Component data from apps and pages
####################

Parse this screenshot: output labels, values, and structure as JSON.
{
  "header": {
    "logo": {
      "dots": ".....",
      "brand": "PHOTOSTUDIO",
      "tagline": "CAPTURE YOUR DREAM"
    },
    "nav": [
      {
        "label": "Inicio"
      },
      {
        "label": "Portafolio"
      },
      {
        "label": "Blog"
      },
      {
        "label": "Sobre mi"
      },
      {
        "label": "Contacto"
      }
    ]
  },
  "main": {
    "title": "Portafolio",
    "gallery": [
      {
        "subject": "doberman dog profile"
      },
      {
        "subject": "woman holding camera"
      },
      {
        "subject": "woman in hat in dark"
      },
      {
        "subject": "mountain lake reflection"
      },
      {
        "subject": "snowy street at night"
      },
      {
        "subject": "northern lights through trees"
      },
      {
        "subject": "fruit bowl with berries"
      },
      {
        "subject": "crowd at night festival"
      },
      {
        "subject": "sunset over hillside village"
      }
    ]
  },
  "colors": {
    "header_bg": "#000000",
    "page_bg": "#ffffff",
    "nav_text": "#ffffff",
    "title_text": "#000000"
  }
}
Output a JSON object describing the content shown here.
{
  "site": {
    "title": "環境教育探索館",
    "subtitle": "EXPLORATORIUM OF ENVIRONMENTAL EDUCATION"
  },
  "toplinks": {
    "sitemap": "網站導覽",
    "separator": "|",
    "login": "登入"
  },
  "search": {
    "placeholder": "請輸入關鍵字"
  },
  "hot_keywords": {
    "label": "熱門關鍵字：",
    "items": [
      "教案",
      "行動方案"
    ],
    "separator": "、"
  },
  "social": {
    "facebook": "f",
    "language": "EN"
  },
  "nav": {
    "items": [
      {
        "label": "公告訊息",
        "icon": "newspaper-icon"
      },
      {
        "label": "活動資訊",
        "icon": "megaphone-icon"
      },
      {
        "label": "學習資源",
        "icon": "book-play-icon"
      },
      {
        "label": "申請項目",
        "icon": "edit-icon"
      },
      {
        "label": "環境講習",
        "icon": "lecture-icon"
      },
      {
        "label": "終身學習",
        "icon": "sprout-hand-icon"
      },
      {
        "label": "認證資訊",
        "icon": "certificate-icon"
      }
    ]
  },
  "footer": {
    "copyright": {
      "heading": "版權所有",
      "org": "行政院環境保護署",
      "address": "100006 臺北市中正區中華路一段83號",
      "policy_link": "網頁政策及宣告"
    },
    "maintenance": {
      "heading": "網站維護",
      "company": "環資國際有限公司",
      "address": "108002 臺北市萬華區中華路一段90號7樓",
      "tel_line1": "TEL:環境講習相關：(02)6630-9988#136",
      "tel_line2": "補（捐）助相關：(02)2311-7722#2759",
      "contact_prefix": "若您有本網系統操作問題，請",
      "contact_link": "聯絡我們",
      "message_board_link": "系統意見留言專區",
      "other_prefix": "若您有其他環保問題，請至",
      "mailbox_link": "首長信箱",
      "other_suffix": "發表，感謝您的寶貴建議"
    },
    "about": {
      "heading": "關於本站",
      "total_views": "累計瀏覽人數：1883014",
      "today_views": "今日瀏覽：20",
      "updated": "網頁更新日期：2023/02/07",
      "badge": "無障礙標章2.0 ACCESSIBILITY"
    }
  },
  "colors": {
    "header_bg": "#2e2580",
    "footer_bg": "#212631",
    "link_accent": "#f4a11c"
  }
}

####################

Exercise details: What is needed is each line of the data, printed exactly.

Task response:
Parse this screenshot: output labels, values, and structure as JSON.
{
  "header": {
    "logo": {
      "dots": ".....",
      "brand": "PHOTOSTUDIO",
      "tagline": "CAPTURE YOUR DREAM"
    },
    "nav": [
      {
        "label": "Inicio"
      },
      {
        "label": "Portafolio"
      },
      {
        "label": "Blog"
      },
      {
        "label": "Sobre mi"
      },
      {
        "label": "Contacto"
      }
    ]
  },
  "main": {
    "title": "Portafolio",
    "gallery": [
      {
        "subject": "doberman dog profile"
      },
      {
        "subject": "woman holding camera"
      },
      {
        "subject": "woman in hat in dark"
      },
      {
        "subject": "mountain lake reflection"
      },
      {
        "subject": "snowy street at night"
      },
      {
        "subject": "northern lights through trees"
      },
      {
        "subject": "fruit bowl with berries"
      },
      {
        "subject": "crowd at night festival"
      },
      {
        "subject": "sunset over hillside village"
      }
    ]
  },
  "colors": {
    "header_bg": "#000000",
    "page_bg": "#ffffff",
    "nav_text": "#ffffff",
    "title_text": "#000000"
  }
}
Output a JSON object describing the content shown here.
{
  "site": {
    "title": "環境教育探索館",
    "subtitle": "EXPLORATORIUM OF ENVIRONMENTAL EDUCATION"
  },
  "toplinks": {
    "sitemap": "網站導覽",
    "separator": "|",
    "login": "登入"
  },
  "search": {
    "placeholder": "請輸入關鍵字"
  },
  "hot_keywords": {
    "label": "熱門關鍵字：",
    "items": [
      "教案",
      "行動方案"
    ],
    "separator": "、"
  },
  "social": {
    "facebook": "f",
    "language": "EN"
  },
  "nav": {
    "items": [
      {
        "label": "公告訊息",
        "icon": "newspaper-icon"
      },
      {
        "label": "活動資訊",
        "icon": "megaphone-icon"
      },
      {
        "label": "學習資源",
        "icon": "book-play-icon"
      },
      {
        "label": "申請項目",
        "icon": "edit-icon"
      },
      {
        "label": "環境講習",
        "icon": "lecture-icon"
      },
      {
        "label": "終身學習",
        "icon": "sprout-hand-icon"
      },
      {
        "label": "認證資訊",
        "icon": "certificate-icon"
      }
    ]
  },
  "footer": {
    "copyright": {
      "heading": "版權所有",
      "org": "行政院環境保護署",
      "address": "100006 臺北市中正區中華路一段83號",
      "policy_link": "網頁政策及宣告"
    },
    "maintenance": {
      "heading": "網站維護",
      "company": "環資國際有限公司",
      "address": "108002 臺北市萬華區中華路一段90號7樓",
      "tel_line1": "TEL:環境講習相關：(02)6630-9988#136",
      "tel_line2": "補（捐）助相關：(02)2311-7722#2759",
      "contact_prefix": "若您有本網系統操作問題，請",
      "contact_link": "聯絡我們",
      "message_board_link": "系統意見留言專區",
      "other_prefix": "若您有其他環保問題，請至",
      "mailbox_link": "首長信箱",
      "other_suffix": "發表，感謝您的寶貴建議"
    },
    "about": {
      "heading": "關於本站",
      "total_views": "累計瀏覽人數：1883014",
      "today_views": "今日瀏覽：20",
      "updated": "網頁更新日期：2023/02/07",
      "badge": "無障礙標章2.0 ACCESSIBILITY"
    }
  },
  "colors": {
    "header_bg": "#2e2580",
    "footer_bg": "#212631",
    "link_accent": "#f4a11c"
  }
}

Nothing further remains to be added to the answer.